Directions:
Extract the full set of records, then give each one again exactly.

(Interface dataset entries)
::::::::

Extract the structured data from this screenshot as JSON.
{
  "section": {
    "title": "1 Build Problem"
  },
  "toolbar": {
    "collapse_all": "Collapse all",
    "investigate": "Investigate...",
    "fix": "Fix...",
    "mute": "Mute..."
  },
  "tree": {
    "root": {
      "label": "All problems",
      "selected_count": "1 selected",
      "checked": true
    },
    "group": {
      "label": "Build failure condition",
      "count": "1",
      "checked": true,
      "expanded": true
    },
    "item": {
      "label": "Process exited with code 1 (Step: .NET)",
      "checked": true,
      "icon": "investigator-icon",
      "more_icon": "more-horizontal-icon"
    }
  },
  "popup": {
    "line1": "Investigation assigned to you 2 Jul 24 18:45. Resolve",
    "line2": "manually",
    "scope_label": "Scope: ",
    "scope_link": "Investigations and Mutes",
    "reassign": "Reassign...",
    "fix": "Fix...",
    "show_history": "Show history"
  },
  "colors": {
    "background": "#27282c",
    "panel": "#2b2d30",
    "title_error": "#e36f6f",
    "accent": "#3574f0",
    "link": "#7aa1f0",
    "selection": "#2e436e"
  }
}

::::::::

Output of the task:
Extract the structured data from this screenshot as JSON.
{
  "section": {
    "title": "1 Build Problem"
  },
  "toolbar": {
    "collapse_all": "Collapse all",
    "investigate": "Investigate...",
    "fix": "Fix...",
    "mute": "Mute..."
  },
  "tree": {
    "root": {
      "label": "All problems",
      "selected_count": "1 selected",
      "checked": true
    },
    "group": {
      "label": "Build failure condition",
      "count": "1",
      "checked": true,
      "expanded": true
    },
    "item": {
      "label": "Process exited with code 1 (Step: .NET)",
      "checked": true,
      "icon": "investigator-icon",
      "more_icon": "more-horizontal-icon"
    }
  },
  "popup": {
    "line1": "Investigation assigned to you 2 Jul 24 18:45. Resolve",
    "line2": "manually",
    "scope_label": "Scope: ",
    "scope_link": "Investigations and Mutes",
    "reassign": "Reassign...",
    "fix": "Fix...",
    "show_history": "Show history"
  },
  "colors": {
    "background": "#27282c",
    "panel": "#2b2d30",
    "title_error": "#e36f6f",
    "accent": "#3574f0",
    "link": "#7aa1f0",
    "selection": "#2e436e"
  }
}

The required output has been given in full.